### [HOW TO COMPLETE THIS TASK]
The expected result is the segment of the entries that begins with the line containing "Transcribe this image's" and ends with the last line, copied verbatim.

==== SOURCE DATA

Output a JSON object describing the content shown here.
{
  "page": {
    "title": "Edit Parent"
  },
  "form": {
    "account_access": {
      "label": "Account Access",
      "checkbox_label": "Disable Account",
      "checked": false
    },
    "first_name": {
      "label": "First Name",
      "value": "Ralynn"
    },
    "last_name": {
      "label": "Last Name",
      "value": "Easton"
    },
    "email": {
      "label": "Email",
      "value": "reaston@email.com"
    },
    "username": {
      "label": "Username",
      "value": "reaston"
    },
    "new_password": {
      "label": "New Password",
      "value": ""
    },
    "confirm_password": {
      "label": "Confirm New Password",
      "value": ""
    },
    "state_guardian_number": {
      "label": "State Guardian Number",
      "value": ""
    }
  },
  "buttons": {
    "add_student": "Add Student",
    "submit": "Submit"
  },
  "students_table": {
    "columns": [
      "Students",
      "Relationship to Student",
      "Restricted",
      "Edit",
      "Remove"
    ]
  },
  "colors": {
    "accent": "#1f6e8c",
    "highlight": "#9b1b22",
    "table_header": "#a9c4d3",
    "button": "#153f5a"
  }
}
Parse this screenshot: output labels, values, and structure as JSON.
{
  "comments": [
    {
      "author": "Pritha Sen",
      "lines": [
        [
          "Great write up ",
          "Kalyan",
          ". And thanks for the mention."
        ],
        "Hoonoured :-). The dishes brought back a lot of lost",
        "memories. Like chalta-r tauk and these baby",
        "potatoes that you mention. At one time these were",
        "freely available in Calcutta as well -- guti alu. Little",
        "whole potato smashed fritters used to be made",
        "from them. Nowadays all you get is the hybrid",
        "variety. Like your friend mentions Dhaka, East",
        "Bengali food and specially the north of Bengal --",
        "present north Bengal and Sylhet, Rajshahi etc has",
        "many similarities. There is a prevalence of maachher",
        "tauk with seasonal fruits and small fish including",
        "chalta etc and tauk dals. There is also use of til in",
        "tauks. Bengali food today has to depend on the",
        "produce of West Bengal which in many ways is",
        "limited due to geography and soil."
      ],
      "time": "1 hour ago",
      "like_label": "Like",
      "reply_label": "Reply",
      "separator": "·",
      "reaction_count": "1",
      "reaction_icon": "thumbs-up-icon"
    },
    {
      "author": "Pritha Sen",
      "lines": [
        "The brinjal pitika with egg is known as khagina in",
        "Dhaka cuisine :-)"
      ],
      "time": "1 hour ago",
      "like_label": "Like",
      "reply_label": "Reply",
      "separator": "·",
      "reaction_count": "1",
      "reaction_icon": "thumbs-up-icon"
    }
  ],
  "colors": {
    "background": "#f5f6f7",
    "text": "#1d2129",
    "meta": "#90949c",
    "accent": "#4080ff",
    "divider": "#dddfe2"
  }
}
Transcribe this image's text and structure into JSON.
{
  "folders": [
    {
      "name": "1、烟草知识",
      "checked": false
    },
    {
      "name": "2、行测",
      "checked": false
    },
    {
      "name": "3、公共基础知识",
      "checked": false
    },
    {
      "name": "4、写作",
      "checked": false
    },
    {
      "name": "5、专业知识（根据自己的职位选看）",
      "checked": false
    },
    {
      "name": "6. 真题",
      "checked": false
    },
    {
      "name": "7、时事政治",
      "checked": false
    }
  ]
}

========

### [ANSWER TO THIS TASK]
Transcribe this image's text and structure into JSON.
{
  "folders": [
    {
      "name": "1、烟草知识",
      "checked": false
    },
    {
      "name": "2、行测",
      "checked": false
    },
    {
      "name": "3、公共基础知识",
      "checked": false
    },
    {
      "name": "4、写作",
      "checked": false
    },
    {
      "name": "5、专业知识（根据自己的职位选看）",
      "checked": false
    },
    {
      "name": "6. 真题",
      "checked": false
    },
    {
      "name": "7、时事政治",
      "checked": false
    }
  ]
}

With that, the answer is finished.